“After the show, inmates got an opportunity to speak with Common as they were leaving,” shared CIW Warden (A) Molly Hill. “Everyone thanked Common for his support, coming to CIW, and his words of hope, and some were in tears as they said for just one day, they felt as if they were on top of the world.”
At LAC, the team ran into challenges out of their control as gusting winds blew through the city of Lancaster. After waiting in vain for several hours for the winds to die down, the team made the hard decision that it was impossible to do an outside show. Not to be deterred, Budnick and the LAC team quickly organized an impromptu forum for inmates, staff and guests, including CDCR Undersecretary Ralph Diaz, Division of Adult Institutions Deputy Director Connie Gipson, Nettie Sabelhaus, special adviser to Gov. Jerry Brown on appointments, and Nancy McFadden, Gov. Brown’s executive secretary.
The group was brought into a housing unit, where a two-hour roundtable discussion was held about rehabilitation, with the floor open for both inmates and guests to share their thoughts on what’s working, what needs to change, and how people on both sides of prison walls can influence change.
“When we finished, Common looked at me and said, ‘That was better than any concert,’” Budnick shared.
Riding the positive vibes of the Hope and Redemption Tour, Common and Budnick continued on to visit with a community reentry program and spoke with inmate family members about their challenges and the importance of maintaining family bonds and a strong support system. Then they headed to Santa Ana, where Common performed at nonprofit Revolve Impact’s “Schools not Prisons” event.

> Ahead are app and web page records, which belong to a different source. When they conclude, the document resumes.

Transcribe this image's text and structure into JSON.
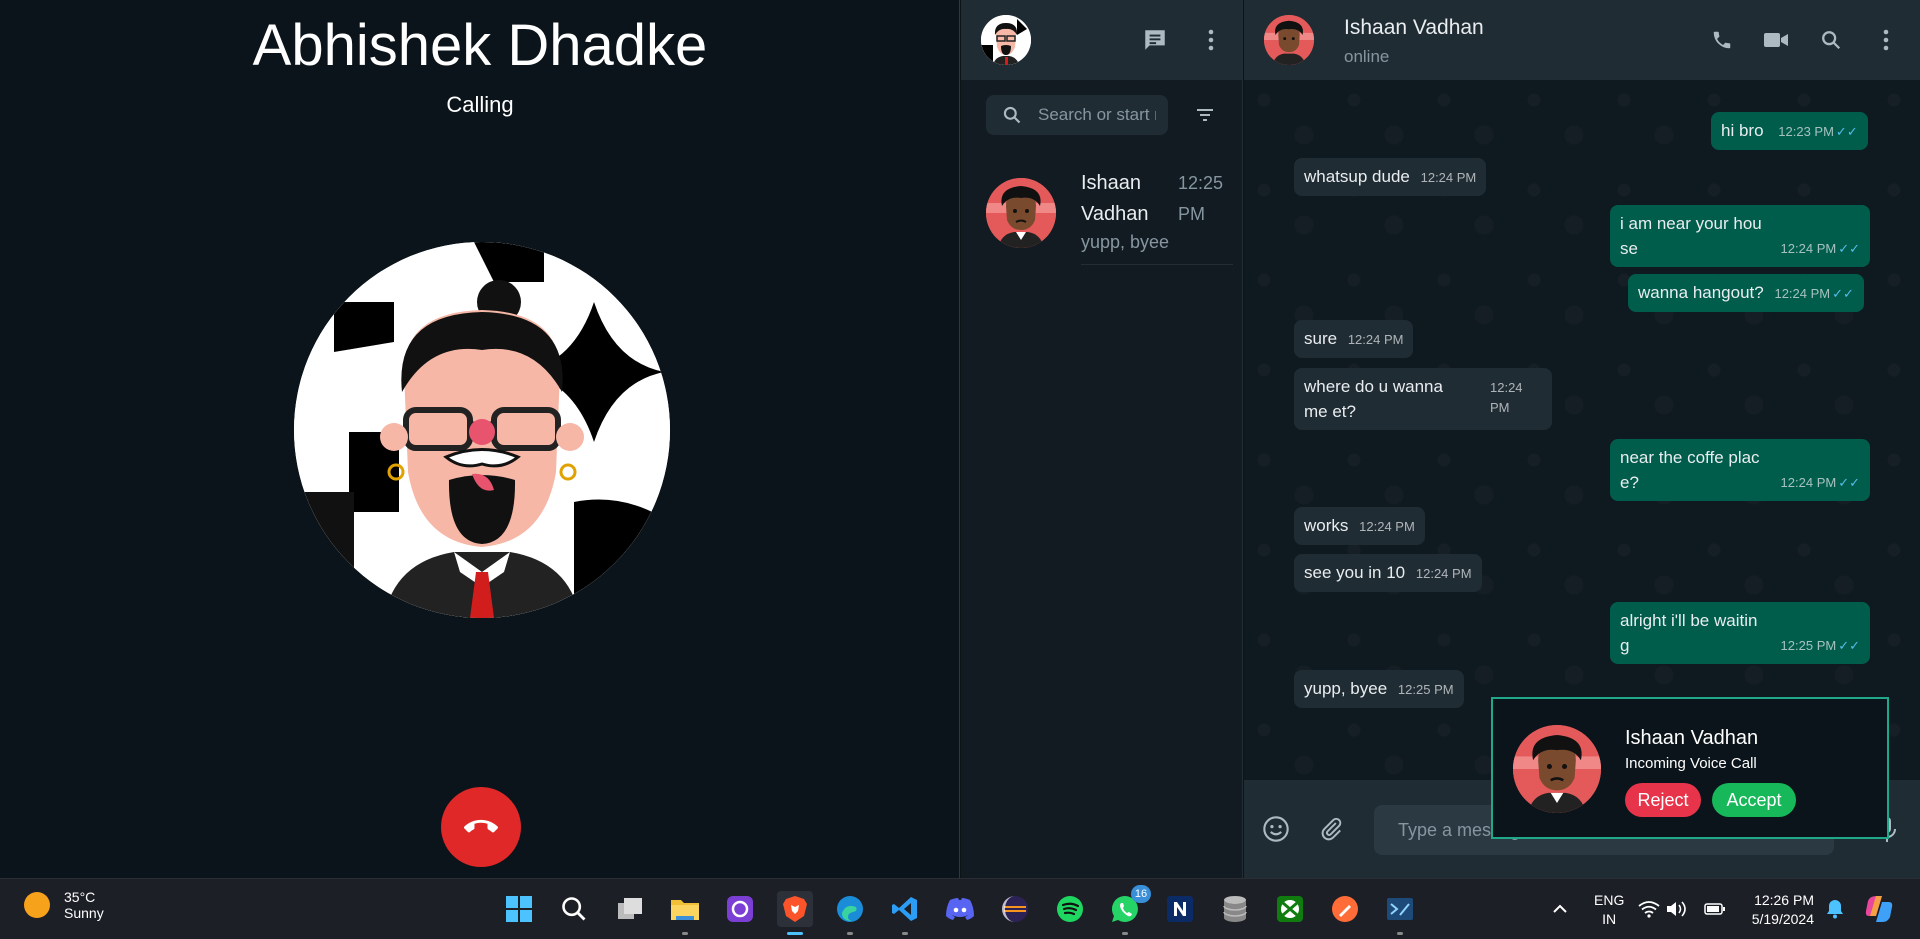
{
  "call": {
    "caller_name": "Abhishek Dhadke",
    "status": "Calling"
  },
  "chat_list": {
    "search_placeholder": "Search or start new chat",
    "items": [
      {
        "name": "Ishaan Vadhan",
        "time": "12:25 PM",
        "preview": "yupp, byee"
      }
    ]
  },
  "conversation": {
    "contact_name": "Ishaan Vadhan",
    "contact_status": "online",
    "messages": [
      {
        "dir": "out",
        "text": "hi bro",
        "time": "12:23 PM"
      },
      {
        "dir": "in",
        "text": "whatsup dude",
        "time": "12:24 PM"
      },
      {
        "dir": "out",
        "text": "i am near your hou se",
        "time": "12:24 PM"
      },
      {
        "dir": "out",
        "text": "wanna hangout?",
        "time": "12:24 PM"
      },
      {
        "dir": "in",
        "text": "sure",
        "time": "12:24 PM"
      },
      {
        "dir": "in",
        "text": "where do u wanna me et?",
        "time": "12:24 PM"
      },
      {
        "dir": "out",
        "text": "near the coffe plac e?",
        "time": "12:24 PM"
      },
      {
        "dir": "in",
        "text": "works",
        "time": "12:24 PM"
      },
      {
        "dir": "in",
        "text": "see you in 10",
        "time": "12:24 PM"
      },
      {
        "dir": "out",
        "text": "alright i'll be waitin g",
        "time": "12:25 PM"
      },
      {
        "dir": "in",
        "text": "yupp, byee",
        "time": "12:25 PM"
      }
    ],
    "input_placeholder": "Type a message"
  },
  "incoming_call": {
    "name": "Ishaan Vadhan",
    "subtitle": "Incoming Voice Call",
    "reject_label": "Reject",
    "accept_label": "Accept"
  },
  "taskbar": {
    "weather_temp": "35°C",
    "weather_cond": "Sunny",
    "lang_line1": "ENG",
    "lang_line2": "IN",
    "time": "12:26 PM",
    "date": "5/19/2024",
    "whatsapp_badge": "16"
  },
  "colors": {
    "outgoing_bubble": "#005c4b",
    "incoming_bubble": "#202c33",
    "end_call": "#e02828",
    "reject": "#e8344a",
    "accept": "#16b85a",
    "read_ticks": "#53bdeb"
  }
}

The nonstop work and hectic pace of the week would be overwhelming for most, but for Budnick it’s business as usual. He’s a familiar face at prisons throughout California, where he regularly organizes events and programs to inspire incarcerated men and women to change for the better and prepare for successful returns home.
In 2016, he facilitated the “Rehabilitation and Reentry Convening,” a two-day event that brought together inmates, CDCR custody and executive staff, crime victims, criminal justice advocates, lawmakers and several county district attorneys for a day of idea-sharing inside LAC and an overnight retreat to continue the conversation. Among the attendees was CDCR Secretary Scott Kernan, who praised Budnick and everyone involved for their work in spreading the word about rehabilitation, even when the conversation is hard to have.
“I can tell you that from this vantage, the commitment from this organization is to do something different, and to turn out better people, and better law-abiding citizens, when they go home,” he said. “That is what’s going to help reduce recidivism and enhance public safety.”
LAC inmate Ivan Stine, looking around at the room of public officials and inmates speaking with one another on the same level, was floored at the change he saw taking place before his eyes. Incarcerated since age 16, Stine said participating in positive rehabilitative programming has changed his outlook and goals for the future.
“My chief goal is not just to go home anymore, but to be a genuine, positive human being,” he shared.
Events like the LAC convening and Hope and Redemption Tour serve not only as opportunities for inmates to share their stories with outside guests, but, more importantly, for those guests to take that conversation outside the walls, to the communities and people that can help impact change and support rehabilitation. Common will most certainly do just that.
“It showed what we as people, organizations such as ARC, and our correctional facilities can do to truly give people who are incarcerated hope, rehabilitation, and a second chance to feel human again,” he said.